Dove had launched the Real Beauty Campaign in 2004 because of a global study, The Real Truth About Beauty: A Global Report. In this report, just 2% of women worldwide had described themselves as beautiful.
They started a worldwide conversation about the definition of beauty when they launched their campaign in 2004.
And the Real Beauty Campaign was probably one of the first digital campaigns that attracted a massive following (26 million people). Dove’s Real Beauty Campaign is now going strong for over 15 years. They consistently release new and engaging content to their customers and followers and sometimes ask them to participate in it as well. Which makes the customers also the content creator.
Dove also makes great use of Facebook (almost 30 million followers), Twitter, Instagram and YouTube.
But since Dove first launched their “Real Beauty Campaign” many other companies have jumped on the bandwagon to what we now call “Femvertising”.
Another strategy that I like, that is also part of “Femvertising” and that looks like it is paying off for the company is Mattel’s “Inspiring Women – You Can Be Anything” Campaign for Barbie that they launched after their sales started to drop 20% between 2012 and 2014.
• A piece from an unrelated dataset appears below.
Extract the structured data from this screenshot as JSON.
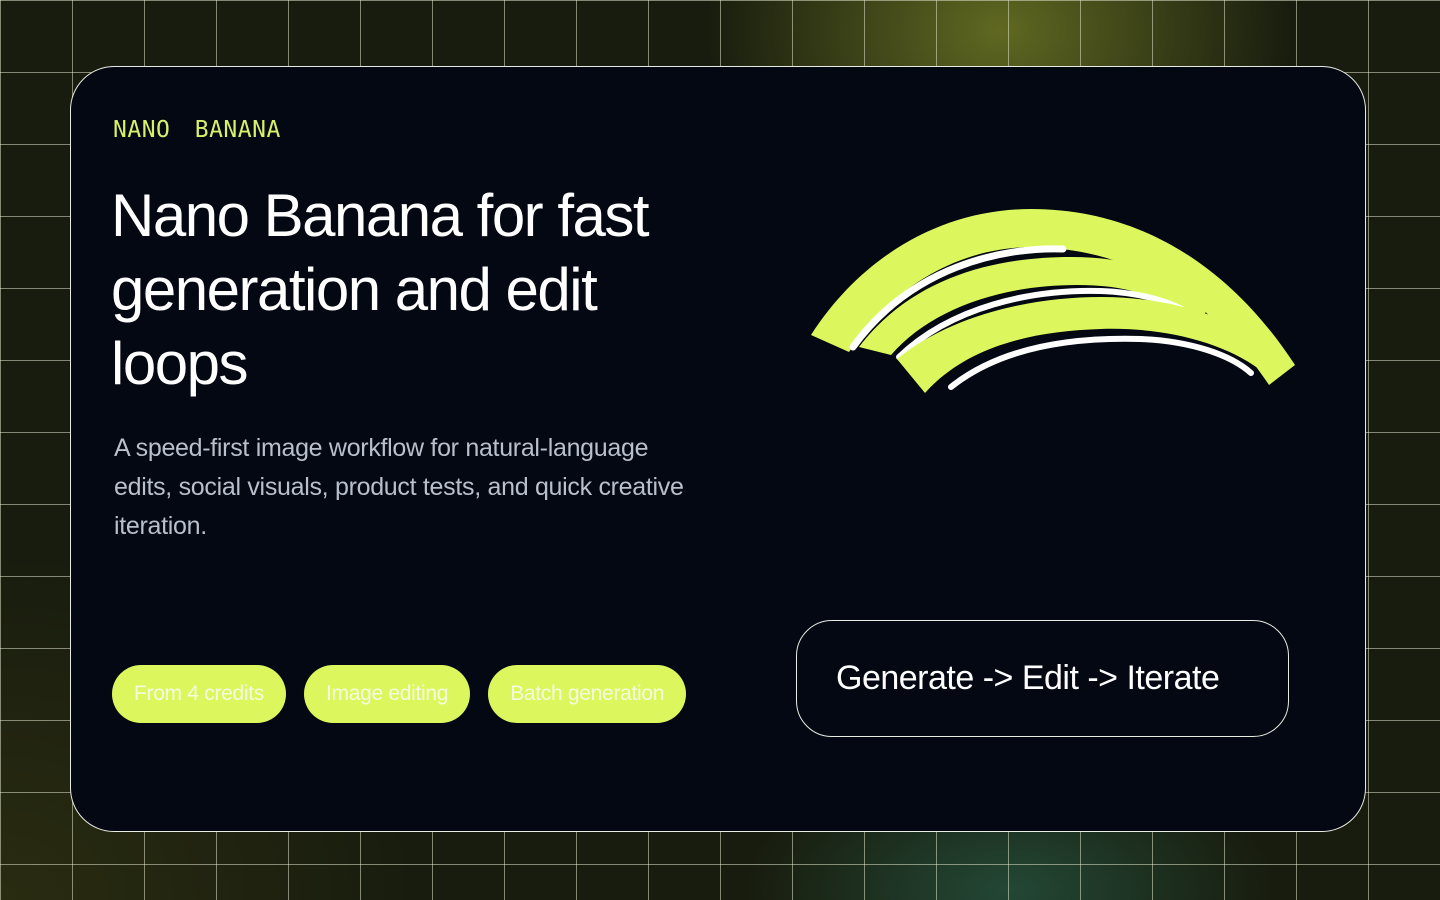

Mattel knew they had to make some changes and with Barbie’s 60th birthday in 2019 they had some time to plan. They brought out a diverse range of dolls (skin/hair color) and of different professions, such as an astronaut, news anchor, judge, soccer player, pilot, firefighter etc. And also 20 Barbie dolls of real-life inspiring women, such as Frida Kahlo, Amelia Earhardt and Sally Ride.
Just in time for Barbie’s birthday she also got her own YouTube channel, they partnered up with Virgin Atlantic Airlines to show younger girls the scope of what a career of a pilot, the cabin crew or an engineer looks like.
Barbie documented the launch of the new dolls around the world also on her Instagram account.
Thanks to those marketing efforts Barbie gained 75.000 followers across all platforms and received 4.5 times the digital engagement on social. And Mattel’s sales jumped up 12% after this campaign as well. Success all around!
Poor Strategies On Social Media – Ancestry.com
In early 2019 Ancestry.com brought out an advertisement online that generated a lot of backlash and made them pull the ad fairly quickly.
If you watch the ad you will see that Ancestry.com is clearly romanticizing and whitewashing a slavery-era love story between a black woman and a white man.
In the video which is named “Inseparable”, the man presents a wedding ring to the woman, and then says that they can run away to “a place we can be together across the border”.
After the video was taken down Ancestry.com also issued an apology.
To prevent this, I think Ancestry.com should next time test and go over their ads with a test-audience. Mistakes like that can be avoided and if possible they should not draw on sexuality, gender, race or disability remarks when creating content.
They proved to us before that they can create great ads/strategies for example with the “My Story” Campaign.